Thursday, July 31, 2008
Monday, July 28, 2008
my hair, like everything else, is bigger in texas.
dallas love airport has three security lanes - casual traveler, with a silhouette of a cowboy riding a horse, but all slow-like; expert traveler, with a cowboy with a lasso; and families and passengers needing assistance, with a stagecoach. oh, texas. i tried really hard to look casual, like the casual traveler i am.
then, as you walk through security, there's a world map in the floor tile. JUST like in carmen sandiego. remember how hard that game was? i feel like that part was really difficult to win.
"mom! it said to put on my mask first!"
- 4-year-old kid on the plane, who is a good listener.
"how do you expect me to grow if you won't let me blow?"
- rachel, in "the one where eddie won't leave." i LOVE this episode, where the girls feel all empowered by the book about being your own windkeeper. then they fight.
h: What are you up to?
b: well, moving today!
h: OH my god. That sounds horrible. What are you doing online then?
b: um, well...
okay, fine. here are the articles that the guy ahead of me and across the aisle was reading. i didn't think it was okay to ask him for his magazine, so i'll be reading them when i have time and internet again.
the pursuit of teen girl purity, about those purity balls.
subsidized in the city, about people who still take money from their parents.
Thursday, July 24, 2008
May I conclude, as I began, by thanking your reviewer for his very courteous and interesting review, but may I tell him that though he did not, for reasons best known to himself, call me a highbrow, there is no name in the world that I prefer? I ask nothing better than that all reviewers, for ever, and everywhere, should call me a highbrow. I will do my best to oblige them. If they like to add Bloomsbury, W.C.1, that is the correct postal address, and my telephone number is in the Directory. But if your reviewer, or any other reviewer, dares hint that I live in South Kensington, I will sue him for libel. If any human being, man, woman, dog, cat or half–crushed worm dares call me “middlebrow” I will take my pen and stab him, dead.
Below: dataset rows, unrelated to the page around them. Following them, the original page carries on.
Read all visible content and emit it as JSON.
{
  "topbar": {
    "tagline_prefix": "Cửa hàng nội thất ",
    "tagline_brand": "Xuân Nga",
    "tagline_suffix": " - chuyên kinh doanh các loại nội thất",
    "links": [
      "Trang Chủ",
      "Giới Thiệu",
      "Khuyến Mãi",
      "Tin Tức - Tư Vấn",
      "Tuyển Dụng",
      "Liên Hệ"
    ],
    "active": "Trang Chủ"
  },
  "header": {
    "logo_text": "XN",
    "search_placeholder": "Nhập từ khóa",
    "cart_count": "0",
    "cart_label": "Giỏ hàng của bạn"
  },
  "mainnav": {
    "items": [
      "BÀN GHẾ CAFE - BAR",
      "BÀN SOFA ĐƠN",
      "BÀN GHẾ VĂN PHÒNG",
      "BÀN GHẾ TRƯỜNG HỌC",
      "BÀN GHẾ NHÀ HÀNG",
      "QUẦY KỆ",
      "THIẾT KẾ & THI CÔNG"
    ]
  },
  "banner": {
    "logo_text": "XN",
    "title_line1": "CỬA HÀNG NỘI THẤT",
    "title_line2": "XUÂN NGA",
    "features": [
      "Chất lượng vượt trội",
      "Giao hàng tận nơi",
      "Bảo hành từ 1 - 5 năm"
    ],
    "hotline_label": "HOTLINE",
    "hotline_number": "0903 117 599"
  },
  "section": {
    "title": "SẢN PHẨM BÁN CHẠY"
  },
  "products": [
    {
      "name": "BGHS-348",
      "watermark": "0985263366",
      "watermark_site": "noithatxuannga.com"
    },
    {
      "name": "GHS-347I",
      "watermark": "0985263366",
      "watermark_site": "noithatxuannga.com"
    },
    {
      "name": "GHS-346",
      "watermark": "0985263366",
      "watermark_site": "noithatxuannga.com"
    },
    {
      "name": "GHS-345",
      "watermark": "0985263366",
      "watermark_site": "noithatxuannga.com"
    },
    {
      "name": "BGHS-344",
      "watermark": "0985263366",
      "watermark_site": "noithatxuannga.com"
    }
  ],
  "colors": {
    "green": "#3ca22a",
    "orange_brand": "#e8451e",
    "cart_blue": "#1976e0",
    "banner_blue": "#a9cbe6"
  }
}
Yours etc.,Virginia Woolf.
The writer seems constrained, not by his own free will but by some powerful and unscrupulous tyrant who has him in thrall, to provide a plot, to provide comedy, tragedy, love interest, and an air of probability embalming the whole so impeccable that if all his figures were to come to life they would find themselves dressed down to the last button of their coats in the fashion of the hour. The tyrant is obeyed; the novel is done to a turn. But sometimes, more and more often as time goes by, we suspect a momentary doubt, a spasm of rebellion, as the pages fill themselves in the customary way. Is life like this? Must novels be like this?
Look within and life, it seems, is very far from being “like this”. Examine for a moment an ordinary mind on an ordinary day. The mind receives a myriad impressions—trivial, fantastic, evanescent, or engraved with the sharpness of steel. From all sides they come, an incessant shower of innumerable atoms; and as they fall, as they shape themselves into the life of Monday or Tuesday, the accent falls differently from of old; the moment of importance came not here but there; so that, if a writer were a free man and not a slave, if he could write what he chose, not what he must, if he could base his work upon his own feeling and not upon convention, there would be no plot, no comedy, no tragedy, no love interest or catastrophe in the accepted style, and perhaps not a single button sewn on as the Bond Street tailors would have it. Life is not a series of gig lamps symmetrically arranged; life is a luminous halo, a semi-transparent envelope surrounding us from the beginning of consciousness to the end.
Wednesday, July 23, 2008
Friday, July 18, 2008
Like most people, I tend to use the language of addiction casually, as in, “I can’t wait for the new season of ‘America’s Next Top Model’ to start — I’m totally going through withdrawal.” And when talking about how immersed I became in my online life, I’m tempted to use this language because it provides such handy metaphors. It’s easy to compare the initial thrill of evoking an immediate response to a blog post to the rush of getting high, and the diminishing thrills to the process of becoming inured to a drug’s effects. The metaphor is so exact, in fact, that maybe it isn’t a metaphor at all.
Wednesday, July 16, 2008
Tuesday, July 15, 2008
Monday, July 14, 2008
those weren't actually from that episode. they're from the episode i'm watching now. anyway, in honor of david schwimmer, studs terkel, and coincidence, here are two things that just happened related to race.monica: but it's okay. it's okay, it's okay, because, you know, it was like a casual, breezy message. it was breezy! oh God, what if it wasn't breezy?phoebe: how could it not be breezy? no, because you're in such a breezy place....[on message] "... so, let me know. or don't, whatever. i'm breezy!"joey: hey, you can't say you're breezy! that totally negates the breezy!